▼▼▼

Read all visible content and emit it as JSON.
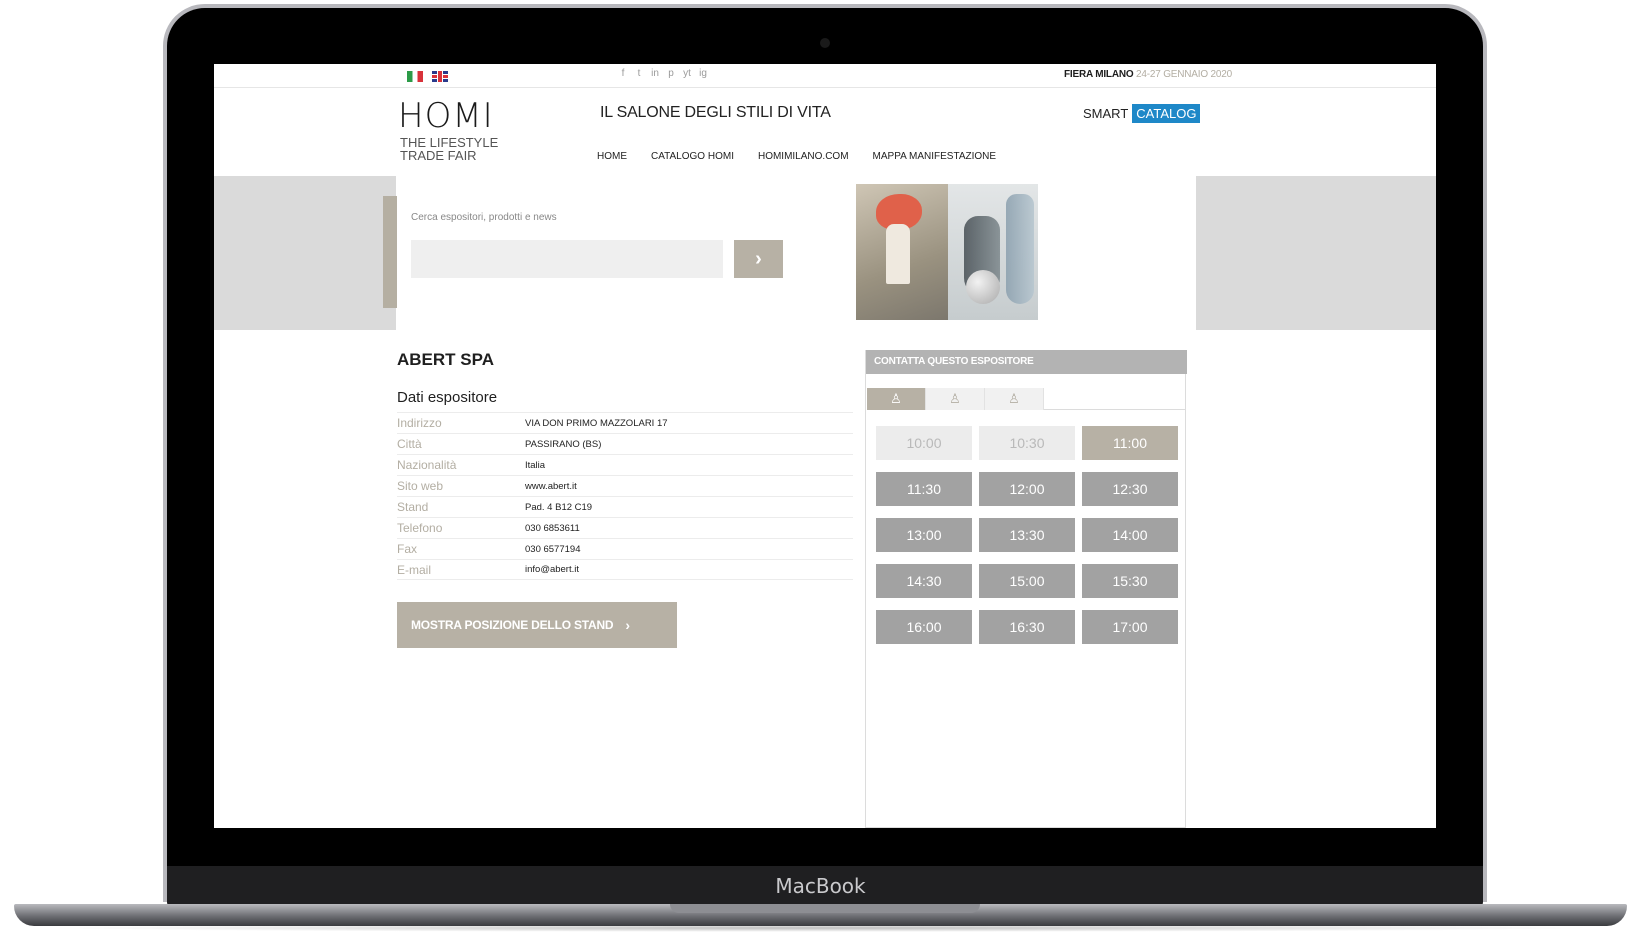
{
  "device": {
    "brand": "MacBook"
  },
  "topbar": {
    "social": [
      "f",
      "t",
      "in",
      "p",
      "yt",
      "ig"
    ],
    "fair_place": "FIERA MILANO",
    "fair_dates": "24-27 GENNAIO 2020"
  },
  "header": {
    "logo": "HOMI",
    "logo_sub": "THE LIFESTYLE TRADE FAIR",
    "tagline": "IL SALONE DEGLI STILI DI VITA",
    "smart": "SMART",
    "catalog": "CATALOG"
  },
  "nav": [
    "HOME",
    "CATALOGO HOMI",
    "HOMIMILANO.COM",
    "MAPPA MANIFESTAZIONE"
  ],
  "search": {
    "label": "Cerca espositori, prodotti e news",
    "value": "",
    "button": "›"
  },
  "exhibitor": {
    "name": "ABERT SPA",
    "section_title": "Dati espositore",
    "details": [
      {
        "label": "Indirizzo",
        "value": "VIA DON PRIMO MAZZOLARI 17"
      },
      {
        "label": "Città",
        "value": "PASSIRANO (BS)"
      },
      {
        "label": "Nazionalità",
        "value": "Italia"
      },
      {
        "label": "Sito web",
        "value": "www.abert.it"
      },
      {
        "label": "Stand",
        "value": "Pad. 4 B12 C19"
      },
      {
        "label": "Telefono",
        "value": "030 6853611"
      },
      {
        "label": "Fax",
        "value": "030 6577194"
      },
      {
        "label": "E-mail",
        "value": "info@abert.it"
      }
    ],
    "stand_button": "MOSTRA POSIZIONE DELLO STAND",
    "stand_button_chevron": "›"
  },
  "contact": {
    "header": "CONTATTA QUESTO ESPOSITORE",
    "tabs": [
      {
        "icon": "person-icon",
        "glyph": "♙",
        "active": true
      },
      {
        "icon": "person-icon",
        "glyph": "♙",
        "active": false
      },
      {
        "icon": "person-icon",
        "glyph": "♙",
        "active": false
      }
    ],
    "slots": [
      {
        "time": "10:00",
        "state": "disabled"
      },
      {
        "time": "10:30",
        "state": "disabled"
      },
      {
        "time": "11:00",
        "state": "selected"
      },
      {
        "time": "11:30",
        "state": "available"
      },
      {
        "time": "12:00",
        "state": "available"
      },
      {
        "time": "12:30",
        "state": "available"
      },
      {
        "time": "13:00",
        "state": "available"
      },
      {
        "time": "13:30",
        "state": "available"
      },
      {
        "time": "14:00",
        "state": "available"
      },
      {
        "time": "14:30",
        "state": "available"
      },
      {
        "time": "15:00",
        "state": "available"
      },
      {
        "time": "15:30",
        "state": "available"
      },
      {
        "time": "16:00",
        "state": "available"
      },
      {
        "time": "16:30",
        "state": "available"
      },
      {
        "time": "17:00",
        "state": "available"
      }
    ]
  },
  "colors": {
    "accent_taupe": "#b7b1a5",
    "catalog_blue": "#1e88c8",
    "slot_gray": "#a2a2a2",
    "hero_band": "#dadada"
  }
}
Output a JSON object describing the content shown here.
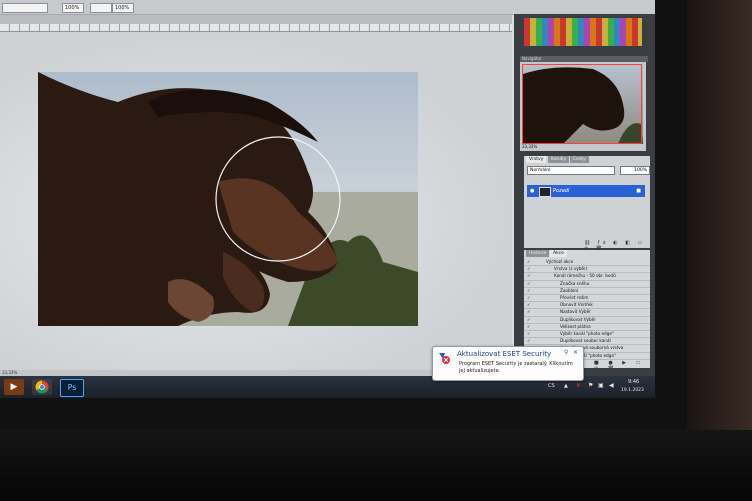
{
  "options_bar": {
    "fields": [
      "",
      "100%",
      "",
      "100%"
    ]
  },
  "canvas": {
    "status": "33,33%"
  },
  "navigator": {
    "title": "Navigátor",
    "zoom": "33,33%"
  },
  "layers": {
    "tabs": [
      "Vrstvy",
      "Kanály",
      "Cesty"
    ],
    "blend_mode": "Normální",
    "opacity": "100%",
    "layer_name": "Pozadí"
  },
  "actions": {
    "tabs": [
      "Historie",
      "Akce"
    ],
    "items": [
      "Výchozí akce",
      "Vrstva (z výběr)",
      "Kanál rámečku - 50 obr. bodů",
      "Značka sněhu",
      "Zaoblení",
      "Převést režim",
      "Obnovit Vnitřek",
      "Nastavit Výběr",
      "Duplikovat Výběr",
      "Velikost plátna",
      "Výběr kanál \"photo edge\"",
      "Duplikovat soubor kanál",
      "Vytvořit nové souborná vrstva",
      "Sloučit kanál \"photo edge\""
    ]
  },
  "taskbar": {
    "apps": [
      "media-player",
      "chrome",
      "photoshop"
    ],
    "photoshop_label": "Ps",
    "lang": "CS",
    "time": "9:46",
    "date": "19.1.2023"
  },
  "balloon": {
    "title": "Aktualizovat ESET Security",
    "body": "Program ESET Security je zastaralý. Kliknutím jej aktualizujete."
  },
  "colors": {
    "accent": "#2a62d6",
    "nav_frame": "#ff3b3b"
  }
}
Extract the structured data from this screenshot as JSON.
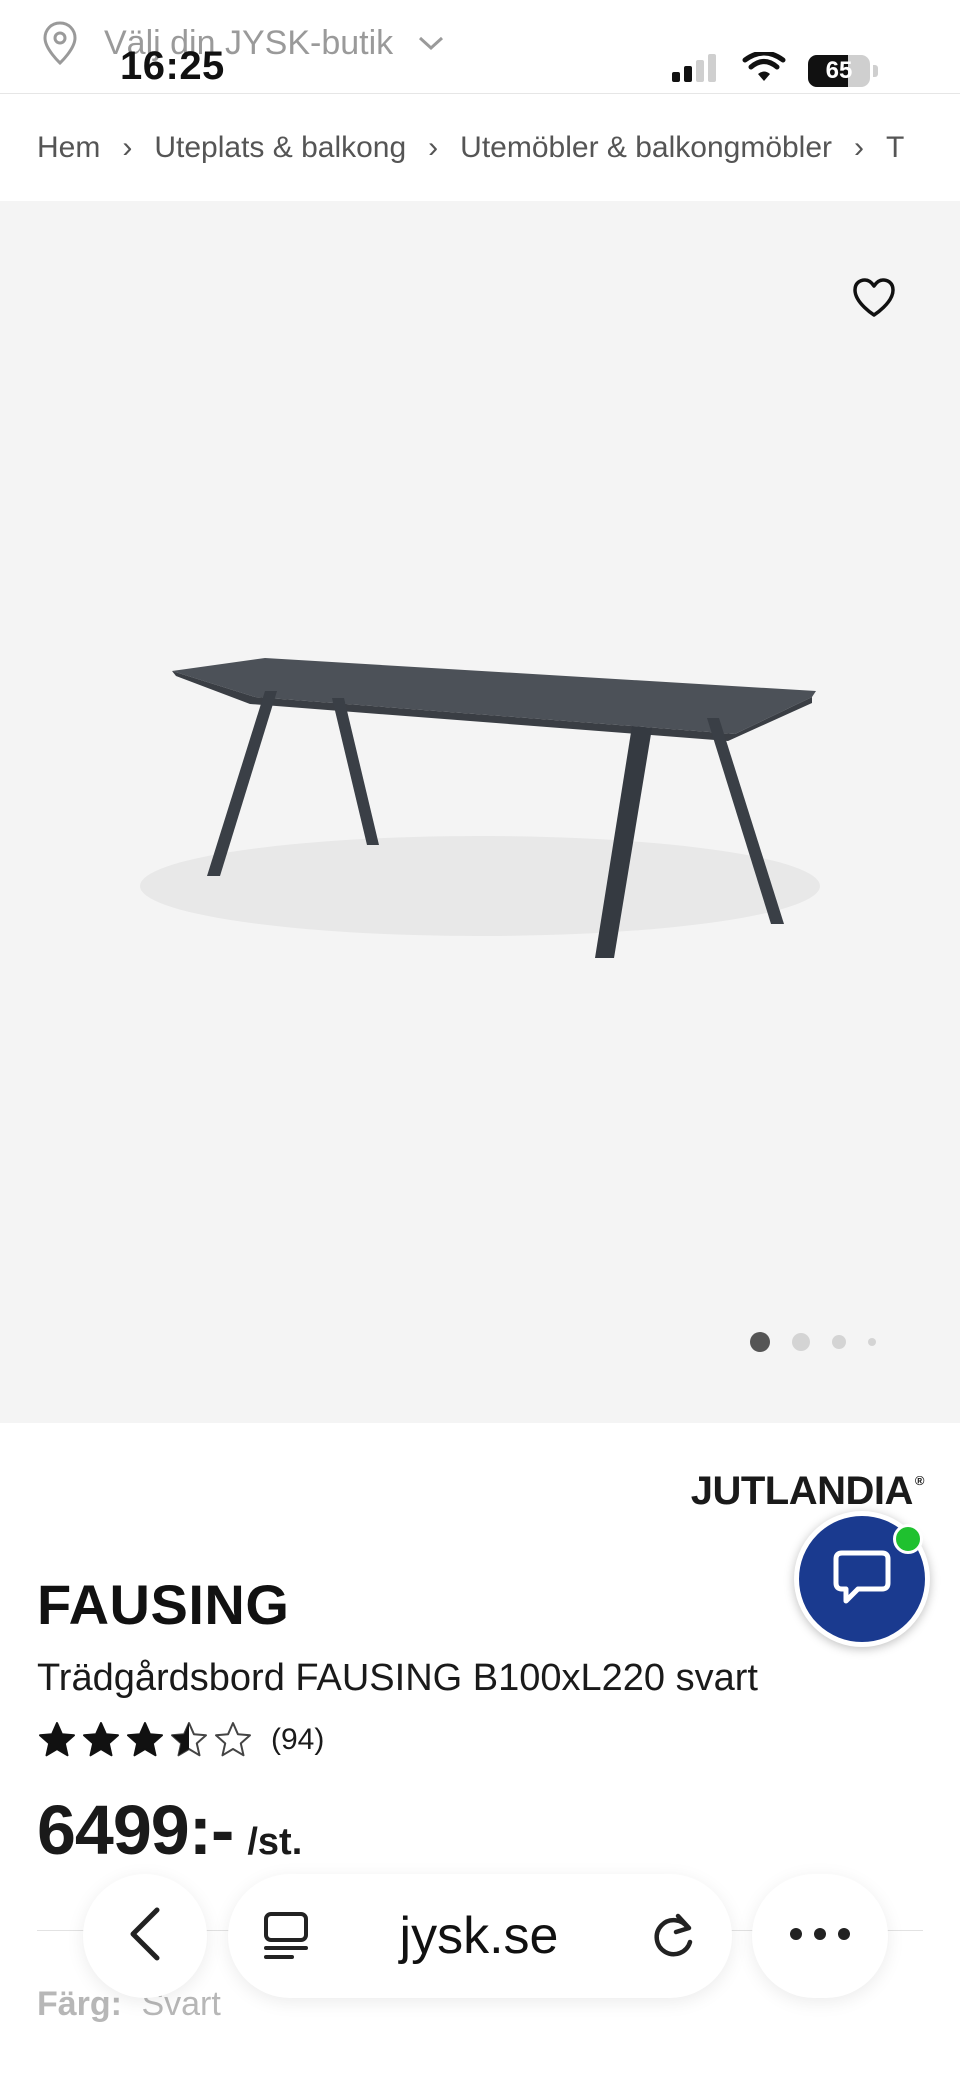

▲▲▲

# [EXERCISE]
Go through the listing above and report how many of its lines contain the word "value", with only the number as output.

# [SOLUTION TO THIS PROBLEM]
9